Items from an interface collection:
======
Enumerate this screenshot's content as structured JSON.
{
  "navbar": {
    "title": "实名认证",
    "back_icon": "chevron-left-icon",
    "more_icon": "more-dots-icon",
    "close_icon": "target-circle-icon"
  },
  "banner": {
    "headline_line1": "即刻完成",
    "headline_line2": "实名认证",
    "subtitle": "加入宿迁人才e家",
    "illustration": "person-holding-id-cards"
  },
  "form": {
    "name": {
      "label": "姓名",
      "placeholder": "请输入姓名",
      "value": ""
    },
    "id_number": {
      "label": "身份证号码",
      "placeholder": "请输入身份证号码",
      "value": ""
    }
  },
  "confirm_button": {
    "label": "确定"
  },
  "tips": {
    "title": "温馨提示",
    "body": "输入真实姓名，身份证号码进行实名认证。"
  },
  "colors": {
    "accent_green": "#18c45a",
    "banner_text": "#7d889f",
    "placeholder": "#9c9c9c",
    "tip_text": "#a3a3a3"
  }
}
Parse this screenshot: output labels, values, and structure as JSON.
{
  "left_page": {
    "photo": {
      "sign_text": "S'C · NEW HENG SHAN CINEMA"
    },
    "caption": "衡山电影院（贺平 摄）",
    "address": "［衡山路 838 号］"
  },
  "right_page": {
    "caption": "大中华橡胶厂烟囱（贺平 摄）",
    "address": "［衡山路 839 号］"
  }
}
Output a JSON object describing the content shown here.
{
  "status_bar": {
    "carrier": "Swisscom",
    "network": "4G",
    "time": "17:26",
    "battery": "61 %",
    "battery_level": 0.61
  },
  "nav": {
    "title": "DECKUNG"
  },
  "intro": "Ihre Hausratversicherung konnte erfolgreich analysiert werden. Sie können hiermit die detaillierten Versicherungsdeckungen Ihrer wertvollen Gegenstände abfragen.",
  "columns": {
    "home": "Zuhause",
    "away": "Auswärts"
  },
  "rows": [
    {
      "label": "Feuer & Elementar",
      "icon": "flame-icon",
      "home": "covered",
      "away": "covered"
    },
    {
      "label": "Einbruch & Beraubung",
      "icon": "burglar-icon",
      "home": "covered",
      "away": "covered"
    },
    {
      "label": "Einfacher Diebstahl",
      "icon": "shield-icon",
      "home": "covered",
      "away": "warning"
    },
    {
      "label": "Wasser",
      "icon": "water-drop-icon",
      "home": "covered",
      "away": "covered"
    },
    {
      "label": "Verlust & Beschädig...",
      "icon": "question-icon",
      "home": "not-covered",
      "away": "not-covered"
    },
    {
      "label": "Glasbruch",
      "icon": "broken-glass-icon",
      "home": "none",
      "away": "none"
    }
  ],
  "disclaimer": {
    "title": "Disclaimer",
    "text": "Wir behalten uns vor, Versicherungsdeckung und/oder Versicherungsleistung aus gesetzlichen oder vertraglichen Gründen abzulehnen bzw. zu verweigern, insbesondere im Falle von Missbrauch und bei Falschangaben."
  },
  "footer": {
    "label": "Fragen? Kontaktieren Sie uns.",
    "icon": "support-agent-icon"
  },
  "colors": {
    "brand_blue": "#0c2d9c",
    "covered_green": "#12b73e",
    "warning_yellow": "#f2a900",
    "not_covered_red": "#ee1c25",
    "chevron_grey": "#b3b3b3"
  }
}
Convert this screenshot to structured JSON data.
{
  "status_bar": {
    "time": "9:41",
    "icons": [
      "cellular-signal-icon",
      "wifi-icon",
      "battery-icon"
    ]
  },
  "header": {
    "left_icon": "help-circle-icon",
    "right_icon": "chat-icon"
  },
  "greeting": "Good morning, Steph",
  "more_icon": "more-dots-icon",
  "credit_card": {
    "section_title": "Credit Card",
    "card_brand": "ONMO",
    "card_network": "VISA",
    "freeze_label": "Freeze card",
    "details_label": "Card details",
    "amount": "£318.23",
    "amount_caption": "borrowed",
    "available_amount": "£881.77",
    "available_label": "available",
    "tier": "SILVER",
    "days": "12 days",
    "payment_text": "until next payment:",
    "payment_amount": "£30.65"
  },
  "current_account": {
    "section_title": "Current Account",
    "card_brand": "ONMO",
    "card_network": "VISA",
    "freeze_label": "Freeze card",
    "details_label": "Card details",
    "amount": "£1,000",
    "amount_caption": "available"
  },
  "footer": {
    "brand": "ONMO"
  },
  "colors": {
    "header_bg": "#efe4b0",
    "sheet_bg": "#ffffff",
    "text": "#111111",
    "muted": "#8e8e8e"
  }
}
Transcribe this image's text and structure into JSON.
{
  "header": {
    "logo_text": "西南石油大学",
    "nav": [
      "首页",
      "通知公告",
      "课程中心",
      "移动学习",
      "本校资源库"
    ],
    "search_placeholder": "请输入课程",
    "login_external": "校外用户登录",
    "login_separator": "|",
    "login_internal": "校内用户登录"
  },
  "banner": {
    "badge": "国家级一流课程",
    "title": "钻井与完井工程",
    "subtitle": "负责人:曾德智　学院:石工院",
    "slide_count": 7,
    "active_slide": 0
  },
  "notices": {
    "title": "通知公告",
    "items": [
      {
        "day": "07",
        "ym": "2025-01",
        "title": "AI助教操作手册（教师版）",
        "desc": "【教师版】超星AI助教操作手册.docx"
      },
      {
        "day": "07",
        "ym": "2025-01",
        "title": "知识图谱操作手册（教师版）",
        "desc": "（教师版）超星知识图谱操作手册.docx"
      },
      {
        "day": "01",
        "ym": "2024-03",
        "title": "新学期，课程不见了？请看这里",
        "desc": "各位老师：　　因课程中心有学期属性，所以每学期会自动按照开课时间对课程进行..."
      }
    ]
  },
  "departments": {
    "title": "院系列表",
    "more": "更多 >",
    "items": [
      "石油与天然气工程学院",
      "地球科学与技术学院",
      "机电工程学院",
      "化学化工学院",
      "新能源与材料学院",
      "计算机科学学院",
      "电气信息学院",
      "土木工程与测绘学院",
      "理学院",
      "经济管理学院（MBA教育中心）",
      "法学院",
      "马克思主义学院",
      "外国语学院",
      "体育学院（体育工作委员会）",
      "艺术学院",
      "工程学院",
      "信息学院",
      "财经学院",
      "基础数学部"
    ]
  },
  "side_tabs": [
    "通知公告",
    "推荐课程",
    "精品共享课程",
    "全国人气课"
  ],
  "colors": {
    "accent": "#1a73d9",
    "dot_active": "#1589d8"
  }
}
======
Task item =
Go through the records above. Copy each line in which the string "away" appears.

Result =
    "away": "Auswärts"
      "away": "covered"
      "away": "covered"
      "away": "warning"
      "away": "covered"
      "away": "not-covered"
      "away": "none"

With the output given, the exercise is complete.